Directions: Leaving out the pictures, output each record exactly as it stands.

Supplied entries:
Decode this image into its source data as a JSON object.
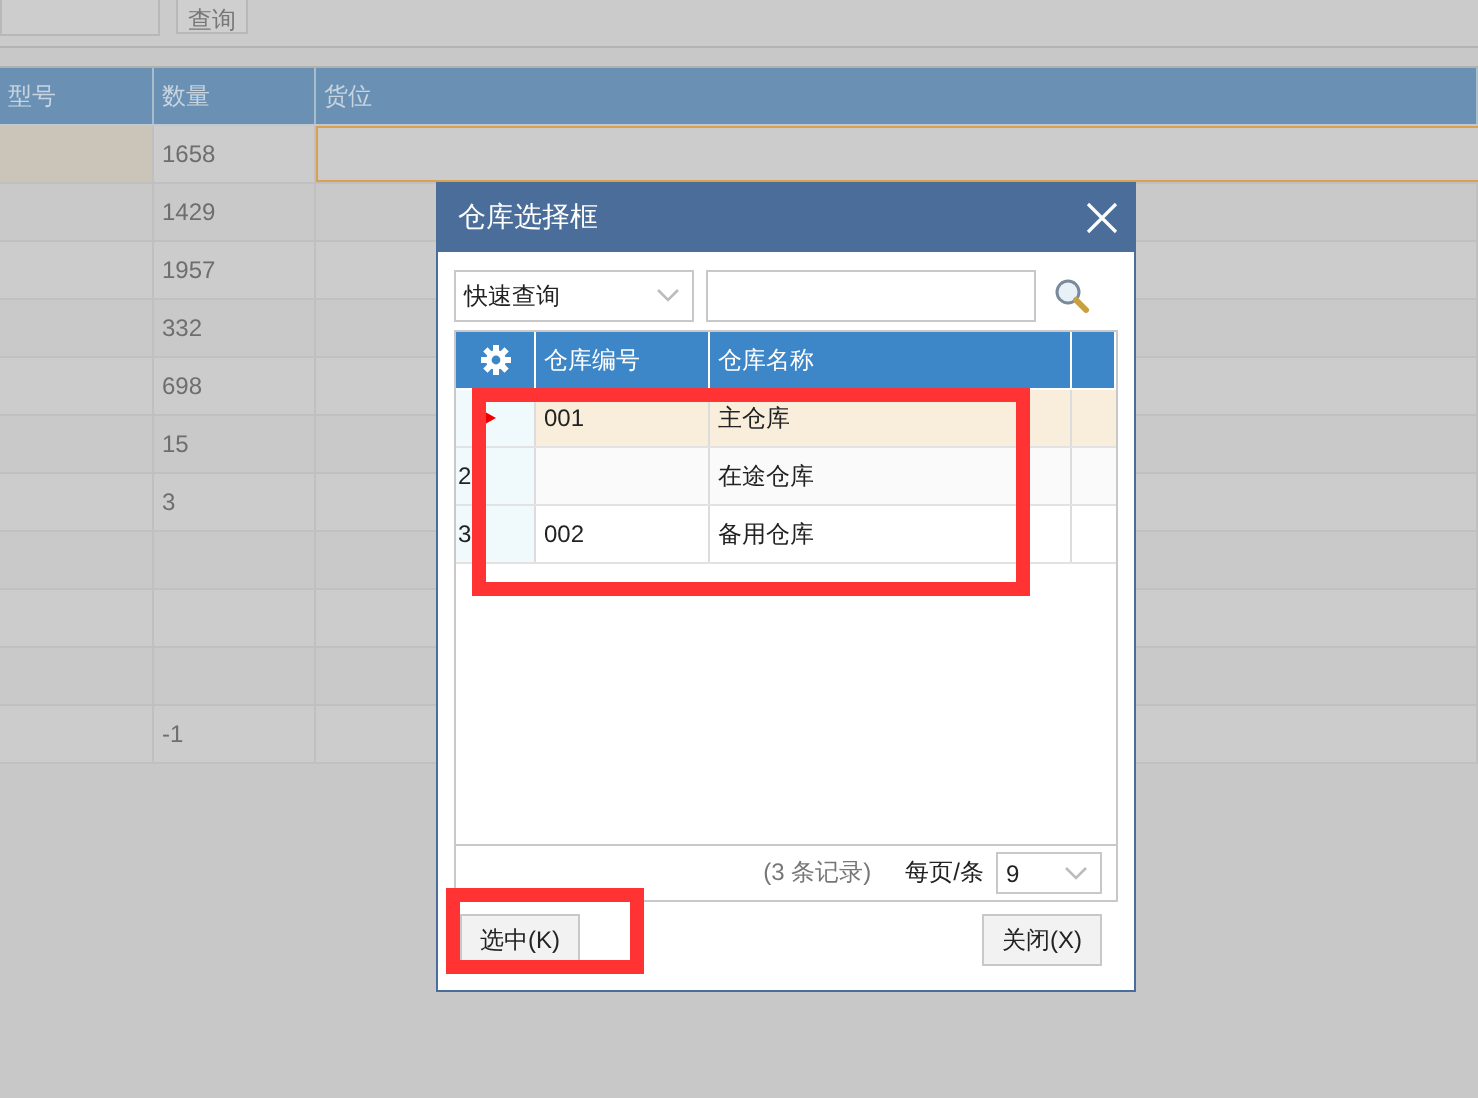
{
  "toolbar": {
    "search_button": "查询"
  },
  "table": {
    "columns": [
      "型号",
      "数量",
      "货位"
    ],
    "rows": [
      {
        "cells": [
          "",
          "1658",
          ""
        ],
        "selected": true
      },
      {
        "cells": [
          "",
          "1429",
          ""
        ],
        "selected": false
      },
      {
        "cells": [
          "",
          "1957",
          ""
        ],
        "selected": false
      },
      {
        "cells": [
          "",
          "332",
          ""
        ],
        "selected": false
      },
      {
        "cells": [
          "",
          "698",
          ""
        ],
        "selected": false
      },
      {
        "cells": [
          "",
          "15",
          ""
        ],
        "selected": false
      },
      {
        "cells": [
          "",
          "3",
          ""
        ],
        "selected": false
      },
      {
        "cells": [
          "",
          "",
          ""
        ],
        "selected": false
      },
      {
        "cells": [
          "",
          "",
          ""
        ],
        "selected": false
      },
      {
        "cells": [
          "",
          "",
          ""
        ],
        "selected": false
      },
      {
        "cells": [
          "",
          "-1",
          ""
        ],
        "selected": false
      }
    ]
  },
  "dialog": {
    "title": "仓库选择框",
    "filter": {
      "value": "快速查询"
    },
    "grid": {
      "columns": [
        "仓库编号",
        "仓库名称"
      ],
      "highlighted": true,
      "rows": [
        {
          "number": "",
          "code": "001",
          "name": "主仓库",
          "selected": true
        },
        {
          "number": "2",
          "code": "",
          "name": "在途仓库",
          "selected": false
        },
        {
          "number": "3",
          "code": "002",
          "name": "备用仓库",
          "selected": false
        }
      ]
    },
    "record_count": "(3 条记录)",
    "page_size_label": "每页/条",
    "page_size": "9",
    "buttons": [
      {
        "label": "选中(K)",
        "highlighted": true
      },
      {
        "label": "关闭(X)",
        "highlighted": false
      }
    ]
  }
}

Solution for this problem:
Decode this image into its source data as a JSON object.
{
  "toolbar": {
    "search_button": "查询"
  },
  "table": {
    "columns": [
      "型号",
      "数量",
      "货位"
    ],
    "rows": [
      {
        "cells": [
          "",
          "1658",
          ""
        ],
        "selected": true
      },
      {
        "cells": [
          "",
          "1429",
          ""
        ],
        "selected": false
      },
      {
        "cells": [
          "",
          "1957",
          ""
        ],
        "selected": false
      },
      {
        "cells": [
          "",
          "332",
          ""
        ],
        "selected": false
      },
      {
        "cells": [
          "",
          "698",
          ""
        ],
        "selected": false
      },
      {
        "cells": [
          "",
          "15",
          ""
        ],
        "selected": false
      },
      {
        "cells": [
          "",
          "3",
          ""
        ],
        "selected": false
      },
      {
        "cells": [
          "",
          "",
          ""
        ],
        "selected": false
      },
      {
        "cells": [
          "",
          "",
          ""
        ],
        "selected": false
      },
      {
        "cells": [
          "",
          "",
          ""
        ],
        "selected": false
      },
      {
        "cells": [
          "",
          "-1",
          ""
        ],
        "selected": false
      }
    ]
  },
  "dialog": {
    "title": "仓库选择框",
    "filter": {
      "value": "快速查询"
    },
    "grid": {
      "columns": [
        "仓库编号",
        "仓库名称"
      ],
      "highlighted": true,
      "rows": [
        {
          "number": "",
          "code": "001",
          "name": "主仓库",
          "selected": true
        },
        {
          "number": "2",
          "code": "",
          "name": "在途仓库",
          "selected": false
        },
        {
          "number": "3",
          "code": "002",
          "name": "备用仓库",
          "selected": false
        }
      ]
    },
    "record_count": "(3 条记录)",
    "page_size_label": "每页/条",
    "page_size": "9",
    "buttons": [
      {
        "label": "选中(K)",
        "highlighted": true
      },
      {
        "label": "关闭(X)",
        "highlighted": false
      }
    ]
  }
}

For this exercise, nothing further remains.